Lennon has been quoted as having a “cordial” relationship with Ono while getting along very well with her son, his half-brother Sean. Lennon saw Sean perform live for the first time in Paris on 12 November 2006 at La Boule Noire and he and Sean spent time together on Sean’s tour in 2007. In commemoration of John Lennon’s 70th birthday and as a statement for peace, Lennon and his mother, Cynthia, unveiled the John Lennon Peace Monument in his home town of Liverpool, England, on 9 October 2010.
Lennon has been engaged twice – to socialite Lucy Bayliss and actress Olivia d’Abo – but both engagements were called off.
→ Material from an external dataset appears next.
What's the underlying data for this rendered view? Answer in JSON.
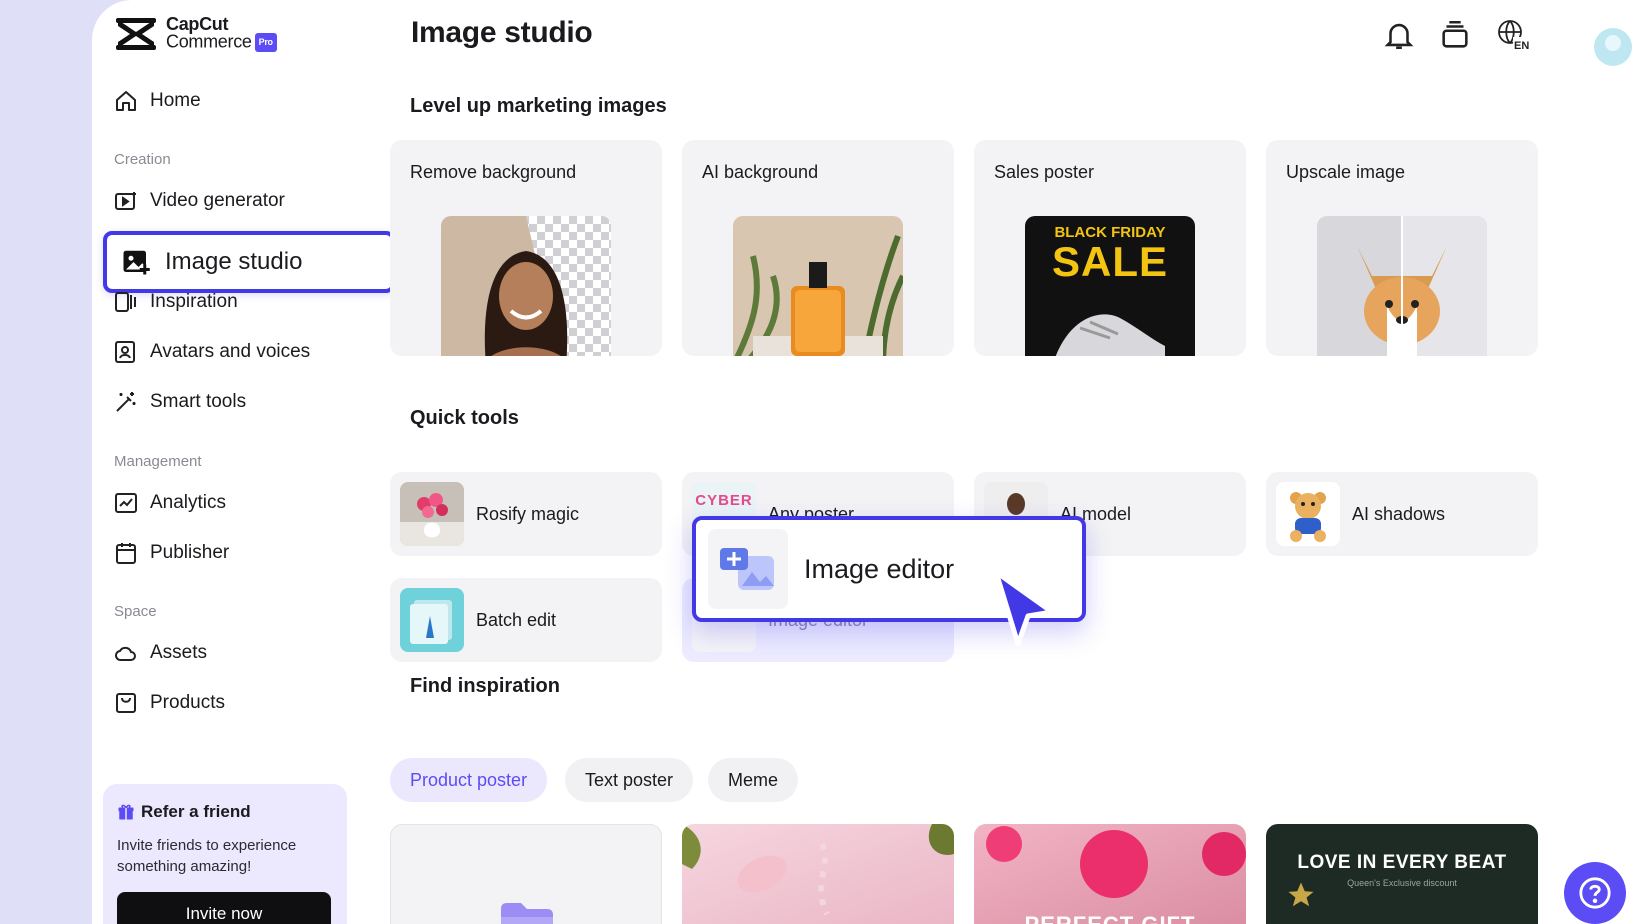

He now resides near Monaco.
Lennon remains friends with his father’s former bandmate, McCartney, though they experienced a public falling out in 2011 when Lennon was not invited to McCartney’s wedding to Nancy Shevell.
- Studio albums
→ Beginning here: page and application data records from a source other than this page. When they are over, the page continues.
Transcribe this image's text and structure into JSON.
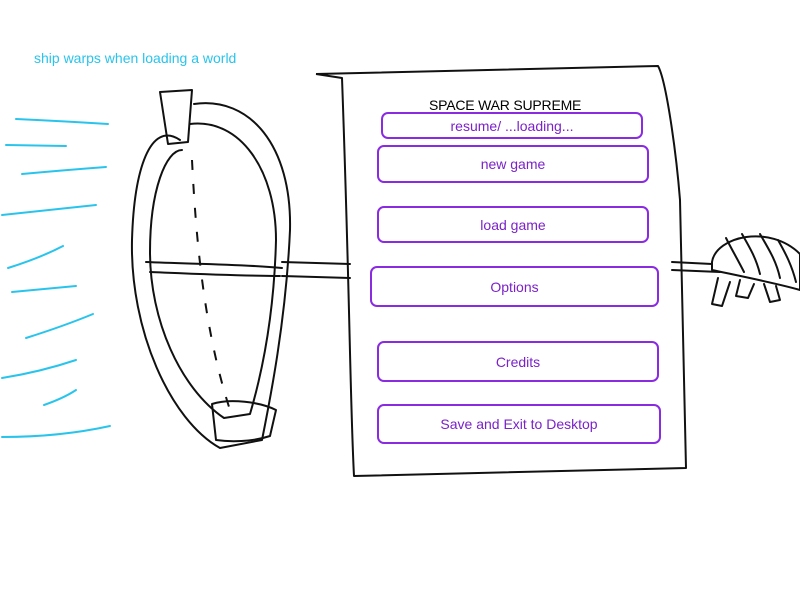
{
  "annotation": "ship warps when loading a world",
  "menu": {
    "title": "SPACE WAR SUPREME",
    "buttons": {
      "resume": "resume/ ...loading...",
      "new_game": "new game",
      "load_game": "load game",
      "options": "Options",
      "credits": "Credits",
      "exit": "Save and Exit to Desktop"
    }
  },
  "colors": {
    "annotation": "#29c4ec",
    "button_border": "#8a2be2",
    "button_text": "#7b22c8",
    "sketch_line": "#111111"
  }
}
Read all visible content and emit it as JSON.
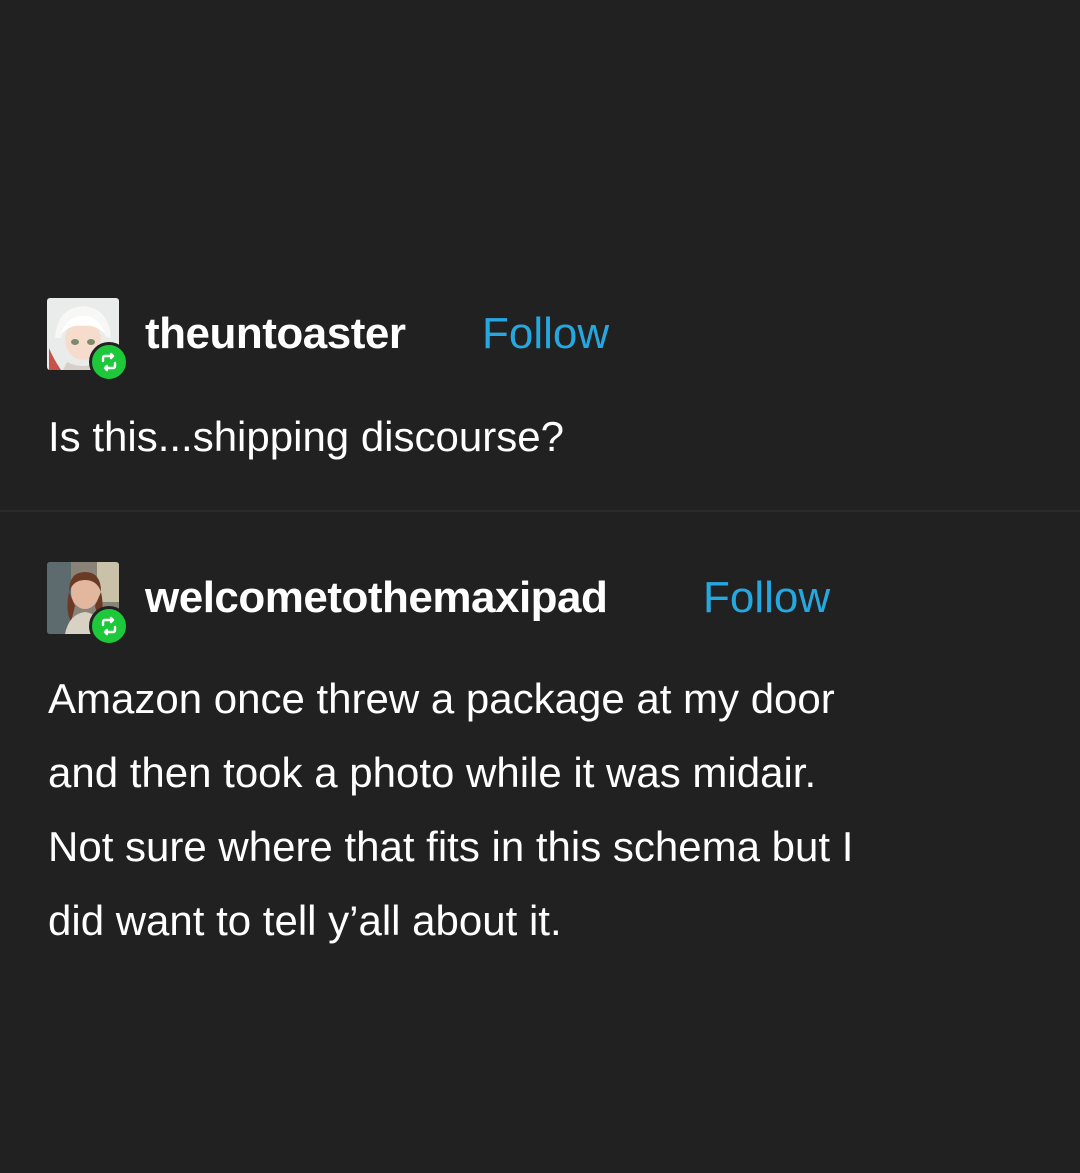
{
  "posts": [
    {
      "username": "theuntoaster",
      "follow_label": "Follow",
      "body_lines": [
        "Is this...shipping discourse?"
      ],
      "avatar_icon": "anime-character-avatar",
      "badge_icon": "reblog-icon"
    },
    {
      "username": "welcometothemaxipad",
      "follow_label": "Follow",
      "body_lines": [
        "Amazon once threw a package at my door",
        "and then took a photo while it was midair.",
        "Not sure where that fits in this schema but I",
        "did want to tell y’all about it."
      ],
      "avatar_icon": "person-photo-avatar",
      "badge_icon": "reblog-icon"
    }
  ],
  "colors": {
    "background": "#212121",
    "text": "#ffffff",
    "follow": "#25a8e0",
    "reblog_badge": "#1dc93b"
  }
}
|Year||Album details||Peak chart positions||Certifications|
|1986||The Secret Value of Daydreaming||93||32||65||22||—||—||—||25||
|“—” denotes releases that did not chart.|
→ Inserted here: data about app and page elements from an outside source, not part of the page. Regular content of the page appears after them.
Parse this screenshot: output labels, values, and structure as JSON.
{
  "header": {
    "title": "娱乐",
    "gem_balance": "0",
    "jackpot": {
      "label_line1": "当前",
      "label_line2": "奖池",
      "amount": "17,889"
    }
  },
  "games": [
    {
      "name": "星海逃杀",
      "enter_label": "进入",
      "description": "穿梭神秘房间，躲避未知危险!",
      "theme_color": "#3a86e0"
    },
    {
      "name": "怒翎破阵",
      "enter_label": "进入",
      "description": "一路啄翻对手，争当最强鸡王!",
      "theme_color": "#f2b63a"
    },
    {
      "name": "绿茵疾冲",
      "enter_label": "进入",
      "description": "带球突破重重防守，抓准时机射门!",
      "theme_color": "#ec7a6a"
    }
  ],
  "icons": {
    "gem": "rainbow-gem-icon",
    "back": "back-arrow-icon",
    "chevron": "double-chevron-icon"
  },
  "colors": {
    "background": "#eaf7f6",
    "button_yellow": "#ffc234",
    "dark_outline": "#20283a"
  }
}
- Compilation albums
|2001||VH-1 – Behind the Music – The Julian Lennon Collection|
|Year||Title||Peak chart positions||Album|
|1984||“Too Late for Goodbyes”||6||5||1||11||13||6||26||5||24||17||Valotte|
|1985||“Say You’re Wrong”||75||21||6||3||31||30||—||—||—||—|
|“Because”||40||—||—||—||66||—||—||30||—||—||Dave Clark’s Time Soundtrack|
|1986||“Stick Around”||86||32||—||1||79||31||—||—||—||—||The Secret Value of Daydreaming|
|“Time Will Teach Us All”||—||—||—||—||—||—||—||—||—||—||Dave Clark’s Time Soundtrack|
|“This Is My Day”||—||—||—||—||—||—||—||—||—||—||The Secret Value of Daydreaming|
|“Want Your Body”||—||—||—||—||—||—||—||—||—||—|
|“Midnight Smoke”||—||—||—||—||—||—||—||—||—||—||Mike Batt’s The Hunting of the Snark|
|1989||“Now You’re in Heaven”||59||93||—||1||5||39||—||—||—||—||Mr. Jordan|
|“You’re the One”||—||—||—||—||68||—||—||—||—||—|
|1992||“Get a Life”||56||—||—||—||—||—||—||—||—||—|
|1993||“Children of the World”||—||—||—||—||—||—||—||—||—||—||Coo – Soundtrack|
|1995||“Cole’s Song”||—||—||—||—||—||—||—||—||—||—||Mr. Holland’s Opus – Soundtrack|
|1998||“All Alone” (with Bald)||—||—||—||—||—||—||—||—||—||—||Bald|
|“Day After Day”||66||—||—||—||—||—||—||—||—||—||Photograph Smile|
|“I Don’t Wanna Know”||125||—||—||—||64||—||—||—||—||—|
|2011||“Lookin’ 4 Luv”||—||—||—||—||—||—||—||—||—||—||Everything Changes|
|“Children of the World”||—||—||—||—||—||—||—||—||—||—||Shine On! Songs Volume One|
|2012||“Hope” (Nick Wood)||—||—||—||—||—||—||—||—||—||—||Non-album single|
|“All That You’ve Wanted” (with Matt Backer)||—||—||—||—||—||—||—||—||—||—||Non-album single|
- Dave Clark’s Time: Original Soundtrack (1986)
- Mike Batt’s The Hunting of the Snark (1986)
- The Wonder Years: Music From the Emmy Award-Winning Show & Its Era (1989)
- Mr. Holland’s Opus – Soundtrack (1996)
- Lennon… and Proud of It – A Conversation with Julian Lennon (1999)
- Shine On! Songs Volume One (2011)
- Summertime with Meninos do Morumbi (2014)
- WhaleDreamers (2008)